Element data from apps and pages
═══
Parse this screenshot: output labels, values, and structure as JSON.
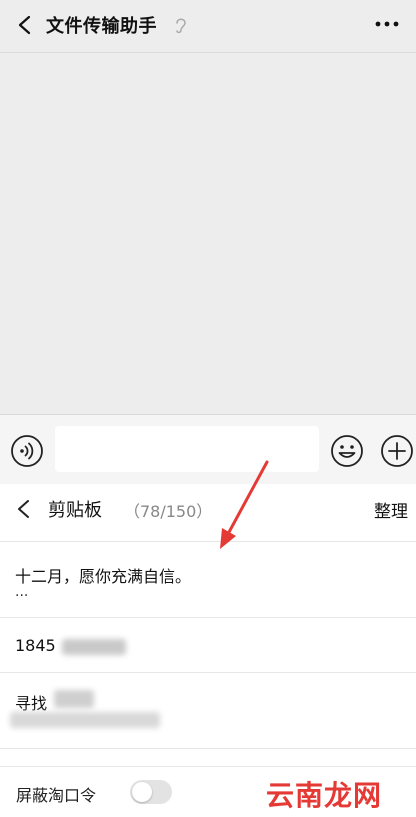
{
  "header": {
    "title": "文件传输助手",
    "more_icon": "more-dots-icon"
  },
  "clipboard": {
    "title": "剪贴板",
    "count": "（78/150）",
    "action": "整理",
    "items": [
      {
        "line1": "十二月，愿你充满自信。",
        "line2": "..."
      },
      {
        "line1": "1845"
      },
      {
        "line1": "寻找"
      }
    ]
  },
  "settings": {
    "toggle_label": "屏蔽淘口令",
    "toggle_on": false
  },
  "watermark": "云南龙网",
  "colors": {
    "arrow": "#e53935",
    "watermark": "#e53935"
  }
}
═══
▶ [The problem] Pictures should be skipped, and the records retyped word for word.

▶ [The completed task]
Parse this screenshot: output labels, values, and structure as JSON.
{
  "header": {
    "title": "文件传输助手",
    "more_icon": "more-dots-icon"
  },
  "clipboard": {
    "title": "剪贴板",
    "count": "（78/150）",
    "action": "整理",
    "items": [
      {
        "line1": "十二月，愿你充满自信。",
        "line2": "..."
      },
      {
        "line1": "1845"
      },
      {
        "line1": "寻找"
      }
    ]
  },
  "settings": {
    "toggle_label": "屏蔽淘口令",
    "toggle_on": false
  },
  "watermark": "云南龙网",
  "colors": {
    "arrow": "#e53935",
    "watermark": "#e53935"
  }
}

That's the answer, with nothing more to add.